  2. Beyond a reasonable doubt (criminal, rarely in civil): It is the highest standard that most people are aware of. The burden of proof is initially placed on the prosecutor who has a duty to prove each element needed to convict a defendant beyond a reasonable doubt as required by the Fifth Amendment of the US Constitution.
  3. Clear and convincing (civil, rarely in juvenile dependency courts): It means that the evidence must be highly more substantial than not, and that there is clear and convincing evidence to prove the wrong committed.
  4. Preponderance of the evidence (juvenile dependency courts, rarely in family courts): Basically it means that there is almost an equal chance that the judge will get it wrong as there is for the judge to get it right.
  5. Substantial evidence (appeals of governmental agencies and administrative judges decisions): Basically, relevant evidence can and will be used against you.

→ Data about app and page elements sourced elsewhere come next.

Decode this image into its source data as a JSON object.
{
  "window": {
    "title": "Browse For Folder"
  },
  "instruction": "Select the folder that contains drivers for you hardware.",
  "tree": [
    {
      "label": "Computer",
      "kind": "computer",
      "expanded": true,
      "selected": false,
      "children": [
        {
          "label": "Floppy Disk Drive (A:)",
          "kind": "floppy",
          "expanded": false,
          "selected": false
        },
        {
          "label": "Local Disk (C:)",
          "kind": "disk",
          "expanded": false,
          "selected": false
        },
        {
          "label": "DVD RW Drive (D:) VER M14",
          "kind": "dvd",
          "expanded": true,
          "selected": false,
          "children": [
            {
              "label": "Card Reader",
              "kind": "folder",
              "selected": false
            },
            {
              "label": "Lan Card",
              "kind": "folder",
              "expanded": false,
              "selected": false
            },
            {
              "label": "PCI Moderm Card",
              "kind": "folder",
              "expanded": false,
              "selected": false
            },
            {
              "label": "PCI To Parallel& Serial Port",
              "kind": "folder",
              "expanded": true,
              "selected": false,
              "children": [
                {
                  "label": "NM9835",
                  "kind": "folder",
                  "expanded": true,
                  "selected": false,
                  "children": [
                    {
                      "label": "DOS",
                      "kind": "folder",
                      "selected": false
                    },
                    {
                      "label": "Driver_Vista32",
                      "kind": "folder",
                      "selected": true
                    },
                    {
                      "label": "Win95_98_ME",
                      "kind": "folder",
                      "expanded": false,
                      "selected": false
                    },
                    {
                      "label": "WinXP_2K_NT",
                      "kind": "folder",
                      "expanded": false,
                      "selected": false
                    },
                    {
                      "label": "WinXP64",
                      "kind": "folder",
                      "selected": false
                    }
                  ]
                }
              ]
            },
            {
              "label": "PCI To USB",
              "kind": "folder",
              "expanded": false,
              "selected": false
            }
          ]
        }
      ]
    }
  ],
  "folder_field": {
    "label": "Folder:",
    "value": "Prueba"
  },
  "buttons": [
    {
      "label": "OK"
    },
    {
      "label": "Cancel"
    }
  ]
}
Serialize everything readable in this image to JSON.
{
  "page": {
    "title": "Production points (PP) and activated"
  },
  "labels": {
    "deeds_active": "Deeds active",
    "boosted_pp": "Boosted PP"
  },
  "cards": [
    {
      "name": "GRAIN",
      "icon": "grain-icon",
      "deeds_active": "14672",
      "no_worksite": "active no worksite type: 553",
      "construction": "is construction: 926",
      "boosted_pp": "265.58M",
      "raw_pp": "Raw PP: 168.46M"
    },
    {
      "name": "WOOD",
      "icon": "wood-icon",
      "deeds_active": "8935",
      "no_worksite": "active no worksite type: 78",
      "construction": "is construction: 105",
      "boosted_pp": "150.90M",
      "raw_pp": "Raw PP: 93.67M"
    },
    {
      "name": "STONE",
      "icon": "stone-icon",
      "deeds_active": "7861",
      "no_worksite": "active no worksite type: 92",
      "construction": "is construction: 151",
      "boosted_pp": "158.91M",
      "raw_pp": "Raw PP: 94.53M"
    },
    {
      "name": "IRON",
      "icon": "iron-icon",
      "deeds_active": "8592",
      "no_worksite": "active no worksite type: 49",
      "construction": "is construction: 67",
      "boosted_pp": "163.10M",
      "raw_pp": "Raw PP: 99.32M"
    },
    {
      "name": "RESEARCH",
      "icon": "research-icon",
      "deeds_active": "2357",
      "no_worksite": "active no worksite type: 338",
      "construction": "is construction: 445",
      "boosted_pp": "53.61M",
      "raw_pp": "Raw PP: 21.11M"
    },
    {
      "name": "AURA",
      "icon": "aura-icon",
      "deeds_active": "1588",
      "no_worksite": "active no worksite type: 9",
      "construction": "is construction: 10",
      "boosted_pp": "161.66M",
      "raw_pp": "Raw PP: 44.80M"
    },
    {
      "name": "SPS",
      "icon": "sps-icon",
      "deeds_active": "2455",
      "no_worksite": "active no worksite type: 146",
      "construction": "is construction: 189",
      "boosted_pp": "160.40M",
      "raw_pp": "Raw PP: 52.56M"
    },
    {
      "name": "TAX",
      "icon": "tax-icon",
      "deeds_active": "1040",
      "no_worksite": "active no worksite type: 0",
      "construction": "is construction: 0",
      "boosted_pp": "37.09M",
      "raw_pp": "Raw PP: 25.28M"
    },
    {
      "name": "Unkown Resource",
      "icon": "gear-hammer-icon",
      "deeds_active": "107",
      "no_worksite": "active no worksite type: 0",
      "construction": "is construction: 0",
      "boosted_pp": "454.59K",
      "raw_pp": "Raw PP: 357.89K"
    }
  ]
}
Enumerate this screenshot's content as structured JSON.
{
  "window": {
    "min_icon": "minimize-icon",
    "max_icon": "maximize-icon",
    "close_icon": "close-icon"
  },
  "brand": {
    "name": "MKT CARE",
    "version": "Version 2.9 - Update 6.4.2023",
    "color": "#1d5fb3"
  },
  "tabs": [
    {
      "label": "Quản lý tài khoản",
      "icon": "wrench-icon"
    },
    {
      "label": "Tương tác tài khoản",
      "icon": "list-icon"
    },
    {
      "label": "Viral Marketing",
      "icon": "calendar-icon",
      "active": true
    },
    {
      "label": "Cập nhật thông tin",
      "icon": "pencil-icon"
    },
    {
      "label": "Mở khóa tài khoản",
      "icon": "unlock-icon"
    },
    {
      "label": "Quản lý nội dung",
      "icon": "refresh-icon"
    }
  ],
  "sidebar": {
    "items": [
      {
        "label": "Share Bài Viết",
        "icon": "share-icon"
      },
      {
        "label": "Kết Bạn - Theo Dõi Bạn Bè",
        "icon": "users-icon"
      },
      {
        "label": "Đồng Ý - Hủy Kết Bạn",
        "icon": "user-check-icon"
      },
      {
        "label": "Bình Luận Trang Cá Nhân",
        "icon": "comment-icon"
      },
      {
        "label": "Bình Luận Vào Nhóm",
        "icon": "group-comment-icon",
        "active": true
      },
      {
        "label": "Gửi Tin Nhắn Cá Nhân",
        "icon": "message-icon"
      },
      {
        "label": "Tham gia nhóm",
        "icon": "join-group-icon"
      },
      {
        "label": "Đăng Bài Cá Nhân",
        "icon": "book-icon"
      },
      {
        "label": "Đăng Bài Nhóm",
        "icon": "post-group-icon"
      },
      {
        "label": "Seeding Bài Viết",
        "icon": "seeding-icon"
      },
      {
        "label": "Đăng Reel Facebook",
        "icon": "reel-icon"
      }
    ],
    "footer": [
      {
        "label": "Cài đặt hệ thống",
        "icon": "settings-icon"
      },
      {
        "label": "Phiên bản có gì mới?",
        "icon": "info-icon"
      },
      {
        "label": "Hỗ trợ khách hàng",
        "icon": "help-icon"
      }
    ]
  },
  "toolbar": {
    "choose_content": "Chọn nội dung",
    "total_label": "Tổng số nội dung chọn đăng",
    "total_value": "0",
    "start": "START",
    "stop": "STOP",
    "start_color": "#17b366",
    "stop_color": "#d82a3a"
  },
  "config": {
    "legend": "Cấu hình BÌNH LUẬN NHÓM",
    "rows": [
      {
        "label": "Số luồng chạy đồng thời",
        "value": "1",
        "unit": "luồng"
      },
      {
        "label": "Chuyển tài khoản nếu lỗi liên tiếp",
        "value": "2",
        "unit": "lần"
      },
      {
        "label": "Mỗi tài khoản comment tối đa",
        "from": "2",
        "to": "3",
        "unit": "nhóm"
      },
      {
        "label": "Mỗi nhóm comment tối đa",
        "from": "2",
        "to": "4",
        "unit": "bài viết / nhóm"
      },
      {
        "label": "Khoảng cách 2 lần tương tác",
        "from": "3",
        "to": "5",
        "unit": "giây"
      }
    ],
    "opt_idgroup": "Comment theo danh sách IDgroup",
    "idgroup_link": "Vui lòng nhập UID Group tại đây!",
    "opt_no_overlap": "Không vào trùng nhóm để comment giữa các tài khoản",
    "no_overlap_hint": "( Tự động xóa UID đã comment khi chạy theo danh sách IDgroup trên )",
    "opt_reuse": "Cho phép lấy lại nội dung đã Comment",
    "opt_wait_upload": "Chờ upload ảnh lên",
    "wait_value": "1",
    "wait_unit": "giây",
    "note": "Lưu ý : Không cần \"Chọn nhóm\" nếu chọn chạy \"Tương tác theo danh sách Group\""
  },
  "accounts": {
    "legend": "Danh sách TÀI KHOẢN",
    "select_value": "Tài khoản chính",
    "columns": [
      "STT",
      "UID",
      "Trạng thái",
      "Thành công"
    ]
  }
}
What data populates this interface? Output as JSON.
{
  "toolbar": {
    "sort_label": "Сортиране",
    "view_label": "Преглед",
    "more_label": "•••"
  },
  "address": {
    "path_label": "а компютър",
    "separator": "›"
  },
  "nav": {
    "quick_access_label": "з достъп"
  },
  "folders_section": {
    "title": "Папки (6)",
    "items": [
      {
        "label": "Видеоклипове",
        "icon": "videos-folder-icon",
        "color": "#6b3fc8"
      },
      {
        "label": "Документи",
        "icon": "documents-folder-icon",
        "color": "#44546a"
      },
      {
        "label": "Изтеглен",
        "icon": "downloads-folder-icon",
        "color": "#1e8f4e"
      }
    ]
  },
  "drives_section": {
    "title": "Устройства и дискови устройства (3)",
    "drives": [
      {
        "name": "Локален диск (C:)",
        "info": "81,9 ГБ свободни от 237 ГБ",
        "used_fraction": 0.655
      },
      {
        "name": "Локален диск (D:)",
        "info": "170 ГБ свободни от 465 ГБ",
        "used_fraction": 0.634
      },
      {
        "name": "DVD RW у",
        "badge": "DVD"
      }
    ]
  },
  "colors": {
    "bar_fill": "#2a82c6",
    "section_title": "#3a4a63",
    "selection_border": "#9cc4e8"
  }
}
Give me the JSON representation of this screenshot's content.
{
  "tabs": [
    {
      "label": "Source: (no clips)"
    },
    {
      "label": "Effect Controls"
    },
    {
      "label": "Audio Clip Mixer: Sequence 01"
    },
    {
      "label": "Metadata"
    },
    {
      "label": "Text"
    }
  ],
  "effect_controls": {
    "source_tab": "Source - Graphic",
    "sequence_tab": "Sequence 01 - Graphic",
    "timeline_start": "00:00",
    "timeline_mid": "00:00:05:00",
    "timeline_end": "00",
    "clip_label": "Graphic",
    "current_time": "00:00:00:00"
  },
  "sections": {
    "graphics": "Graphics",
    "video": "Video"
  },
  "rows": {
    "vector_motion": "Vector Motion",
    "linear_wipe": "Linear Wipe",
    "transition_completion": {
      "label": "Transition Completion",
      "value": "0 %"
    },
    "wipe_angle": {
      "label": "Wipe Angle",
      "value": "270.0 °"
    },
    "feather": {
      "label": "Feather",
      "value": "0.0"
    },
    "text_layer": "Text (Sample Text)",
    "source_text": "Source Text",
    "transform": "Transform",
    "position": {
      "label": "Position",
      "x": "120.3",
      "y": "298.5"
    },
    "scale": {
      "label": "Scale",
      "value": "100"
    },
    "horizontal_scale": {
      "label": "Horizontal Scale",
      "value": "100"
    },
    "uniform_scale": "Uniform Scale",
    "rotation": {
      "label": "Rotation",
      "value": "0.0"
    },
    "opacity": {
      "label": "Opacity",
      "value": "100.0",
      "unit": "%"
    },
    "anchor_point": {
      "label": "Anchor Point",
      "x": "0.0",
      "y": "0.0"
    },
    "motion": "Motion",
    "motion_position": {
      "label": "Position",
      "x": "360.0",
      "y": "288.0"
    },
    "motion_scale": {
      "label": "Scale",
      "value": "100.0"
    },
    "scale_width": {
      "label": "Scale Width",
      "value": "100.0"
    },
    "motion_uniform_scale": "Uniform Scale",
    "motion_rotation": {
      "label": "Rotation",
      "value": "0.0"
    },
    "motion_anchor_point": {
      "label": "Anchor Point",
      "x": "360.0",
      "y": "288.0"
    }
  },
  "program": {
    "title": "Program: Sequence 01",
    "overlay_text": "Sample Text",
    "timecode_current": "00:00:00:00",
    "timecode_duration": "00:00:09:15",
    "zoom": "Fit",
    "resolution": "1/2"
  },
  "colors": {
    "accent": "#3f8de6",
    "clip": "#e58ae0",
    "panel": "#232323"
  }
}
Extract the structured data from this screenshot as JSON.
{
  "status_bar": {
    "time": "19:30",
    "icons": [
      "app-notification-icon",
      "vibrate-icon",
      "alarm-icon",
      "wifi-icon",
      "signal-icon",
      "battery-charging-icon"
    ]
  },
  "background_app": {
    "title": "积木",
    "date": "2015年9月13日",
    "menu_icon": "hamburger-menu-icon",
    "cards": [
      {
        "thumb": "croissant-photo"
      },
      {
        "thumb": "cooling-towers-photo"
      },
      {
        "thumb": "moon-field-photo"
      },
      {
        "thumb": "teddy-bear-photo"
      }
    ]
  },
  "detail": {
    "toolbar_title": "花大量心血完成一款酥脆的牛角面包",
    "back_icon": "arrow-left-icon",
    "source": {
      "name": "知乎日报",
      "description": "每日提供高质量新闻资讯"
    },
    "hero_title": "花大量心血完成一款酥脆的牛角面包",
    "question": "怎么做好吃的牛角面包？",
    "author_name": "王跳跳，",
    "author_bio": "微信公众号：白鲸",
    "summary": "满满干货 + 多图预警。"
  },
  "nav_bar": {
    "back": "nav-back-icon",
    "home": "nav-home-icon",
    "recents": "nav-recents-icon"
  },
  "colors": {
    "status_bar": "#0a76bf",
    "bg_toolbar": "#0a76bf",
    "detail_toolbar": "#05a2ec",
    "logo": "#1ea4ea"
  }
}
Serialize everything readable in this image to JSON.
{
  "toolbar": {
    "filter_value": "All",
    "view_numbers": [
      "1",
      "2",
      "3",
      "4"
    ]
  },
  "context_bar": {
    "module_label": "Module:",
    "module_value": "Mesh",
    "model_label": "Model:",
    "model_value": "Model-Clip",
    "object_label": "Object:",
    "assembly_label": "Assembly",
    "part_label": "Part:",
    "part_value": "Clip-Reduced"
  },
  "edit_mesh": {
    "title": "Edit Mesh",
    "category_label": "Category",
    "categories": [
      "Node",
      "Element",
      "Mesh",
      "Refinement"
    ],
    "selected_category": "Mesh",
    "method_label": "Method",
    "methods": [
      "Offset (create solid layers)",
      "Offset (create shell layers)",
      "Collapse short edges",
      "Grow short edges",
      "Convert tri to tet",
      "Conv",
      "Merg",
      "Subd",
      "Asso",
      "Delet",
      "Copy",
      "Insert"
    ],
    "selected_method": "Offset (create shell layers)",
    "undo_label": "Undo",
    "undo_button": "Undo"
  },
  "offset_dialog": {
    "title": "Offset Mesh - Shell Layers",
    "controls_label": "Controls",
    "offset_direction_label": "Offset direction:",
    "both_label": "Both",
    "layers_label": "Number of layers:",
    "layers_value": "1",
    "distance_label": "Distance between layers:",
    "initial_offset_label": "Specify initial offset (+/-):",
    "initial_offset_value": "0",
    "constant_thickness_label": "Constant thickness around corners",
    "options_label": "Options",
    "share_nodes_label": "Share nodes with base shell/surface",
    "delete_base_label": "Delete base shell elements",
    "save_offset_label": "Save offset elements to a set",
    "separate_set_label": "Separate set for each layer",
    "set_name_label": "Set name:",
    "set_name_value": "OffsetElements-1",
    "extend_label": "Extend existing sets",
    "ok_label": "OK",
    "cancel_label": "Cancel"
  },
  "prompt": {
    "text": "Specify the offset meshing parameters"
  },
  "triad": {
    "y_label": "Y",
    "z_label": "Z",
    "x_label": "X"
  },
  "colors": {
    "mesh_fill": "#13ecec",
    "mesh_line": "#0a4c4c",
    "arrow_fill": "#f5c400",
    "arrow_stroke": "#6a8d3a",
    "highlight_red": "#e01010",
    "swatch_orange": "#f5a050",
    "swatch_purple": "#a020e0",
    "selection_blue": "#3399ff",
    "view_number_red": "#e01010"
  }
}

  6. Best interest of the child (family and juvenile dependency courts): It is so vague. How did the California legislature ever think that no one would ever question the unconstitutional vagueness and overbroad aspects of this standard? RaiseYourRights, has and will continue, to expose this standard of evidence for what it really is. An unconstitutional standard created by the California legislature. It will undoubtedly fail strict scrutiny (see above). Nevertheless, it is used to deprive a parent of a constitutionally guaranteed liberty protected interest, the legal rights to his/her own child and it needs to be reviewed under strict scrutiny and abolished, #PreventUGI (unwarranted governmental interference) in families. Join RaiseYourRights today.